The Mafia’s Sicilian Roots
For centuries, Sicily, an island in the Mediterranean Sea between North Africa and the Italian mainland, was ruled by a long line of foreign invaders, including the Phoenicians, Romans, Arabs, French and Spanish. The residents of this island, which measures almost 10,000 square feet, formed groups to protect themselves from the often-hostile occupying forces, as well as from other regional groups of Sicilians. These groups, which later became known as clans or families, developed their own system for justice and retribution, carrying out their actions in secret. By the 19th century, small private armies known as “mafie” took advantage of the frequently violent, chaotic conditions in Sicily and extorted protection money from landowners. From this history, the Sicilian Mafia emerged as a collection of criminal clans or families.
Although its precise origins are unknown, the term Mafia came from a Sicilian-Arabic slang expression that means “acting as a protector against the arrogance of the powerful,” according to Selwyn Raab, author of “Five Families: The Rise, Decline, and Resurgence of America’s Most Powerful Mafia Empires. Raab notes that until the 19th century, the word “mafioso” did not refer to someone who was a criminal, but rather a person who was suspicious of central authority. In the 1860s, a play called “I Mafiusi della Vicaria” (“Heroes of the Penitentiary”), about a group of inmates at a Sicilian prison who maintained their own hierarchy and rituals, toured Italy and helped popularize the term Mafia in the Italian language.
The Mafia on the Rise in Italy
In 1861, Sicily became a province of recently unified Italy. However, chaos and crime reigned across the island as the fledgling Italian government tried to establish itself. In the 1870s, Roman officials even asked Sicilian Mafia clans to help them by going after dangerous, independent criminal bands; in exchange, officials would look the other way as the Mafia continued its protection shakedowns of landowners. The government believed this arrangement would be temporary, lasting just long enough for Rome to gain control; instead, the Mafia clans expanded their criminal activities and further entrenched themselves in Sicilian politics and the economy. The Mafia became adept at political corruption and intimidated people to vote for certain candidates, who were in turn beholden to the Mafia. Even the Catholic Church was involved with Mafia clans during this period, according to Raab, who notes that the church relied on Mafiosi to monitor its massive property holdings in Sicily and keep tenant farmers in line.
In order to further strengthen themselves, Sicilian clans began conducting initiation ceremonies in which new members pledged secret oaths of loyalty. Of chief importance to the clans was omerta, an all-important code of conduct reflecting the ancient Sicilian belief that a person should never go to government authorities to seek justice for a crime and never cooperate with authorities investigating any wrongdoing.
The Mafia in the 20th Century and Beyond

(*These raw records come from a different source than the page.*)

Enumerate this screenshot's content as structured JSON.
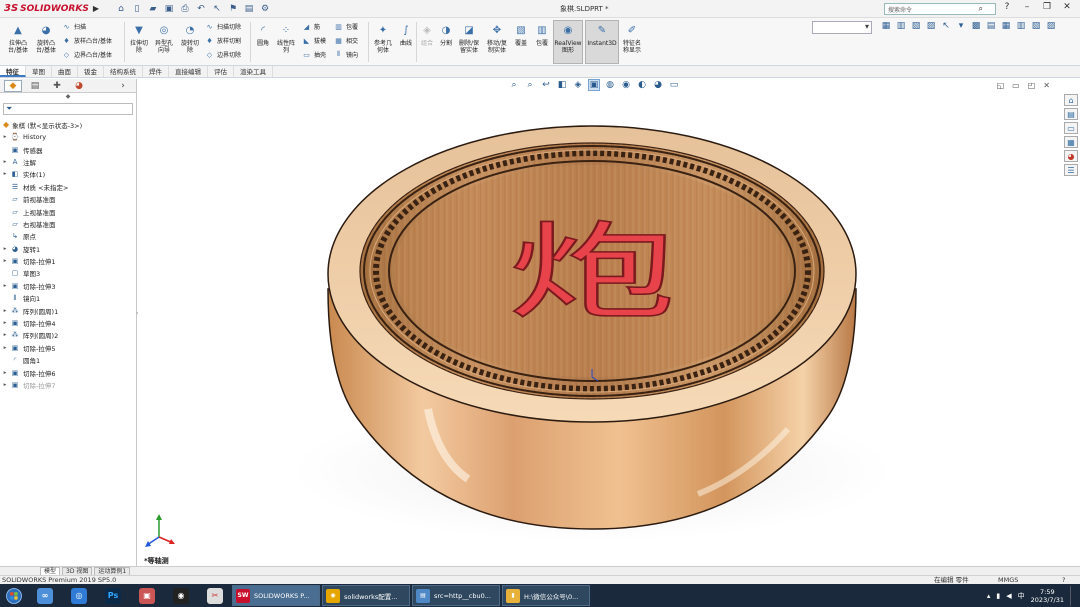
{
  "titlebar": {
    "app_brand": "SOLIDWORKS",
    "brand_prefix": "3S",
    "doc_title": "象棋.SLDPRT *",
    "search_placeholder": "搜索命令"
  },
  "ribbon": {
    "extrude_boss": "拉伸凸\n台/基体",
    "revolve_boss": "旋转凸\n台/基体",
    "sweep": "扫描",
    "loft_boss": "放样凸台/基体",
    "boundary_boss": "边界凸台/基体",
    "extrude_cut": "拉伸切\n除",
    "hole_wizard": "异型孔\n向导",
    "revolve_cut": "旋转切\n除",
    "sweep_cut": "扫描切除",
    "loft_cut": "放样切割",
    "boundary_cut": "边界切除",
    "fillet": "圆角",
    "linear_pattern": "线性阵\n列",
    "rib": "筋",
    "draft": "拔模",
    "shell": "抽壳",
    "wrap": "包覆",
    "intersect": "相交",
    "mirror": "镜向",
    "ref_geometry": "参考几\n何体",
    "curves": "曲线",
    "combine": "组合",
    "split": "分割",
    "delete_keep_body": "删除/保\n留实体",
    "move_copy_body": "移动/复\n制实体",
    "coat": "覆盖",
    "wrap2": "包覆",
    "realview": "RealView\n图形",
    "instant3d": "Instant3D",
    "feature_params": "特征名\n称显示"
  },
  "tabs": [
    "特征",
    "草图",
    "曲面",
    "钣金",
    "结构系统",
    "焊件",
    "直接编辑",
    "评估",
    "渲染工具"
  ],
  "tree": {
    "root": "象棋 (默<显示状态-3>)",
    "items": [
      {
        "label": "History",
        "exp": "▸",
        "icon": "history-icon",
        "glyph": "⌚"
      },
      {
        "label": "传感器",
        "exp": "",
        "icon": "sensor-icon",
        "glyph": "▣"
      },
      {
        "label": "注解",
        "exp": "▸",
        "icon": "annotation-icon",
        "glyph": "A"
      },
      {
        "label": "实体(1)",
        "exp": "▸",
        "icon": "solid-bodies-icon",
        "glyph": "◧"
      },
      {
        "label": "材质 <未指定>",
        "exp": "",
        "icon": "material-icon",
        "glyph": "☰"
      },
      {
        "label": "前视基准面",
        "exp": "",
        "icon": "plane-icon",
        "glyph": "▱"
      },
      {
        "label": "上视基准面",
        "exp": "",
        "icon": "plane-icon",
        "glyph": "▱"
      },
      {
        "label": "右视基准面",
        "exp": "",
        "icon": "plane-icon",
        "glyph": "▱"
      },
      {
        "label": "原点",
        "exp": "",
        "icon": "origin-icon",
        "glyph": "↳"
      },
      {
        "label": "旋转1",
        "exp": "▸",
        "icon": "revolve-icon",
        "glyph": "◕"
      },
      {
        "label": "切除-拉伸1",
        "exp": "▸",
        "icon": "extrude-cut-icon",
        "glyph": "▣"
      },
      {
        "label": "草图3",
        "exp": "",
        "icon": "sketch-icon",
        "glyph": "▢"
      },
      {
        "label": "切除-拉伸3",
        "exp": "▸",
        "icon": "extrude-cut-icon",
        "glyph": "▣"
      },
      {
        "label": "镜向1",
        "exp": "",
        "icon": "mirror-icon",
        "glyph": "⫴"
      },
      {
        "label": "阵列(圆周)1",
        "exp": "▸",
        "icon": "circular-pattern-icon",
        "glyph": "⁂"
      },
      {
        "label": "切除-拉伸4",
        "exp": "▸",
        "icon": "extrude-cut-icon",
        "glyph": "▣"
      },
      {
        "label": "阵列(圆周)2",
        "exp": "▸",
        "icon": "circular-pattern-icon",
        "glyph": "⁂"
      },
      {
        "label": "切除-拉伸5",
        "exp": "▸",
        "icon": "extrude-cut-icon",
        "glyph": "▣"
      },
      {
        "label": "圆角1",
        "exp": "",
        "icon": "fillet-icon",
        "glyph": "◜"
      },
      {
        "label": "切除-拉伸6",
        "exp": "▸",
        "icon": "extrude-cut-icon",
        "glyph": "▣"
      },
      {
        "label": "切除-拉伸7",
        "exp": "▸",
        "icon": "extrude-cut-icon",
        "glyph": "▣",
        "dim": true
      }
    ]
  },
  "viewport": {
    "piece_character": "炮",
    "view_label": "*等轴测"
  },
  "bottom_tabs": [
    "模型",
    "3D 视图",
    "运动算例1"
  ],
  "status": {
    "left": "SOLIDWORKS Premium 2019 SP5.0",
    "mode": "在编辑 零件",
    "units": "MMGS",
    "extra": "?"
  },
  "taskbar": {
    "tasks": [
      {
        "label": "SOLIDWORKS P...",
        "icon": "SW",
        "color": "#c8102e"
      },
      {
        "label": "solidworks配置...",
        "icon": "◉",
        "color": "#e6a600"
      },
      {
        "label": "src=http__cbu0...",
        "icon": "▤",
        "color": "#4f88c6"
      },
      {
        "label": "H:\\微信公众号\\0...",
        "icon": "▮",
        "color": "#e8b23a"
      }
    ],
    "time": "7:59",
    "date": "2023/7/31"
  },
  "colors": {
    "accent": "#3d7bc4",
    "brand": "#c8102e",
    "piece_red": "#e8434a"
  }
}
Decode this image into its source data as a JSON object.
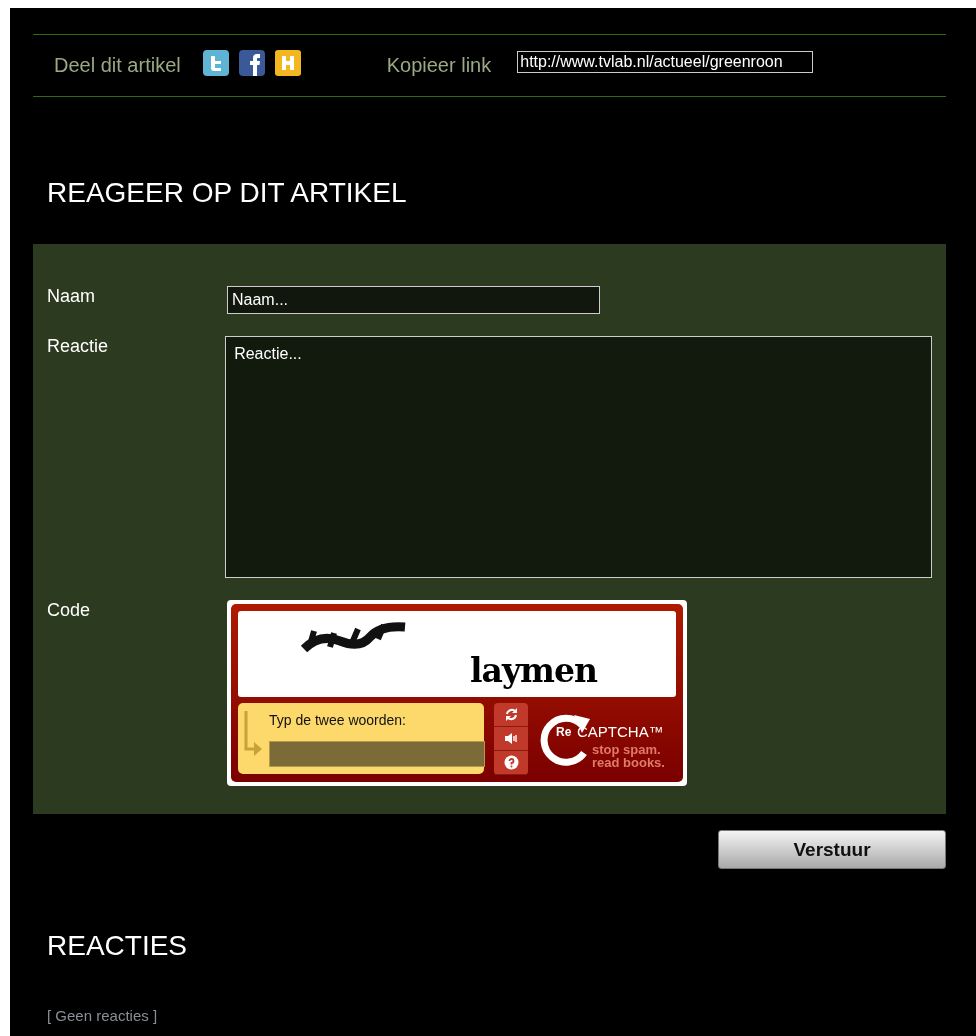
{
  "share": {
    "label": "Deel dit artikel",
    "copy_label": "Kopieer link",
    "link": "http://www.tvlab.nl/actueel/greenroon"
  },
  "form": {
    "title": "REAGEER OP DIT ARTIKEL",
    "fields": [
      {
        "kind": "input",
        "label": "Naam",
        "placeholder": "Naam..."
      },
      {
        "kind": "textarea",
        "label": "Reactie",
        "placeholder": "Reactie..."
      },
      {
        "kind": "captcha",
        "label": "Code"
      }
    ]
  },
  "captcha": {
    "word": "laymen",
    "prompt": "Typ de twee woorden:",
    "brand_prefix": "Re",
    "brand": "CAPTCHA™",
    "slogan": [
      "stop spam.",
      "read books."
    ]
  },
  "submit": "Verstuur",
  "comments": {
    "title": "REACTIES",
    "empty": "[ Geen reacties ]"
  }
}
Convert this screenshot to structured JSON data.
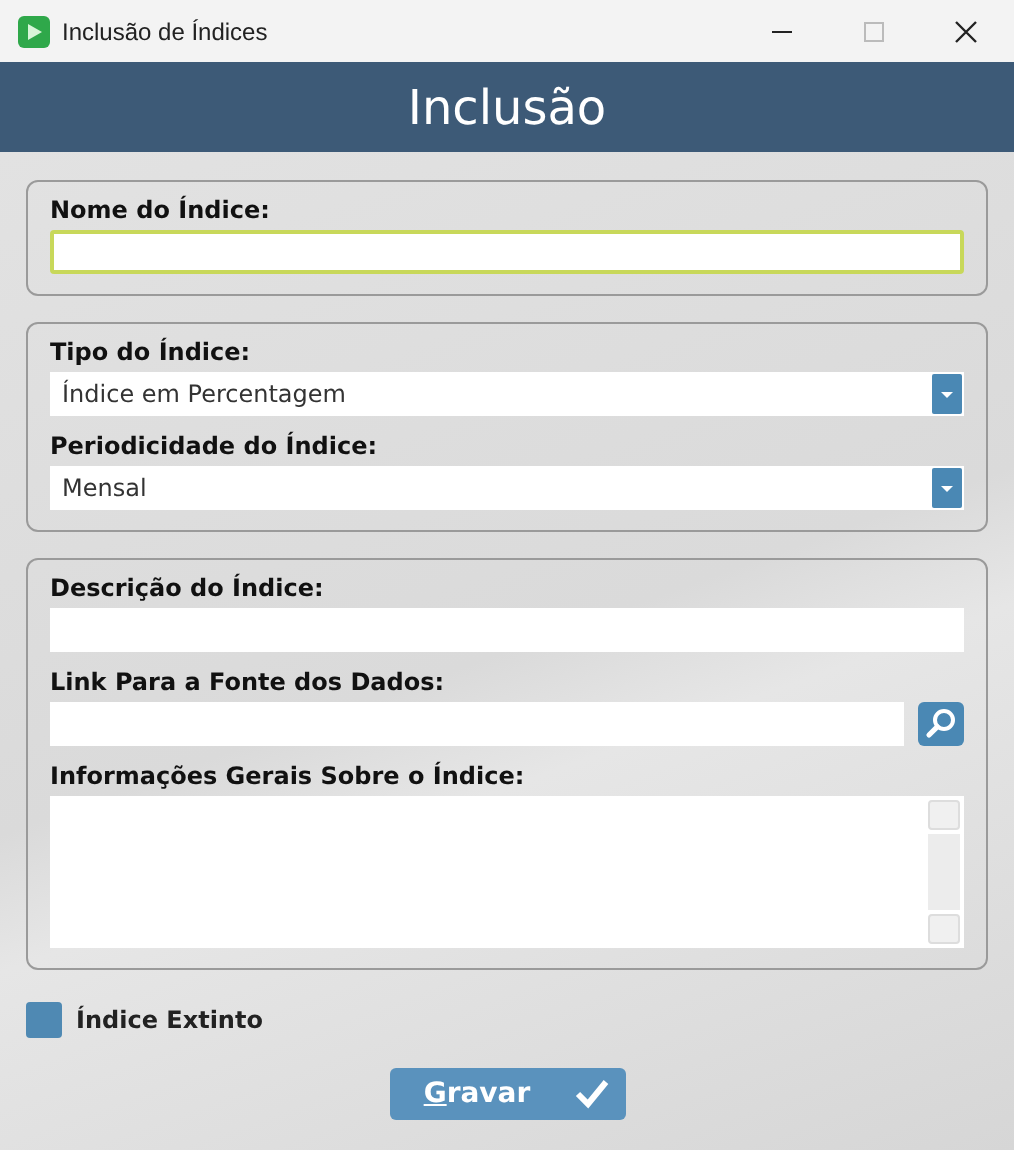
{
  "window": {
    "title": "Inclusão de Índices"
  },
  "header": {
    "title": "Inclusão"
  },
  "groups": [
    {
      "fields": [
        {
          "kind": "text",
          "label": "Nome do Índice:",
          "focused": true
        }
      ]
    },
    {
      "fields": [
        {
          "kind": "select",
          "label": "Tipo do Índice:",
          "value": "Índice em Percentagem",
          "focused": false
        },
        {
          "kind": "select",
          "label": "Periodicidade do Índice:",
          "value": "Mensal",
          "focused": false
        }
      ]
    },
    {
      "fields": [
        {
          "kind": "text",
          "label": "Descrição do Índice:",
          "focused": false
        },
        {
          "kind": "search",
          "label": "Link Para a Fonte dos Dados:",
          "focused": false
        },
        {
          "kind": "textarea",
          "label": "Informações Gerais Sobre o Índice:",
          "focused": false
        }
      ]
    }
  ],
  "checkbox": {
    "label": "Índice Extinto",
    "checked": false
  },
  "save_button": {
    "label": "Gravar"
  }
}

The Mafia’s influence in Sicily grew until the 1920s, when Prime Minister Benito Mussolini came to power and launched a brutal crackdown on mobsters, who he viewed as a threat to his Fascist regime. However, in the 1950s, the Mafia rose again when mob-backed construction companies dominated the post-World War II building boom in Sicily. Over the next few decades, the Sicilian Mafia flourished, expanding its criminal empire and becoming, by the 1970s, a major player in international narcotics trafficking.
The American Mafia, a separate entity from the Mafia in Sicily, came to power in the 1920s Prohibition era after the success of Italian-American neighborhood gangs in the booming bootleg liquor business. By the 1950s, the Mafia (also known as Cosa Nostra, Italian for “Our Thing”) had become the preeminent organized-crime network in the United States and was involved in a range of underworld activities, from loan-sharking to prostitution, while also infiltrating labor unions and legitimate industries such as construction and New York’s garment industry. Like the Sicilian Mafia, American Mafia families were able to maintain their secrecy and success because of their code of omerta, as well as their ability to bribe and intimidate public officials, business leaders, witnesses and juries. For these reasons, law-enforcement agencies were largely ineffective at stopping the Mafia during the first part of the 20th century. However, during the 1980s and 1990s, prosecutors in America and Italy began successfully employing tough anti-racketeering laws to convict top-ranking mobsters. Additionally, some Mafiosi, in order to avoid long prison terms, began breaking the once-sacred code of omerta and testified against fellow mob members. By the start of the 21st century, after hundreds of high-profile arrests over the course of several decades, the Mafia appeared to be weakened in both countries; however, it was not eliminated completely and remains in business today.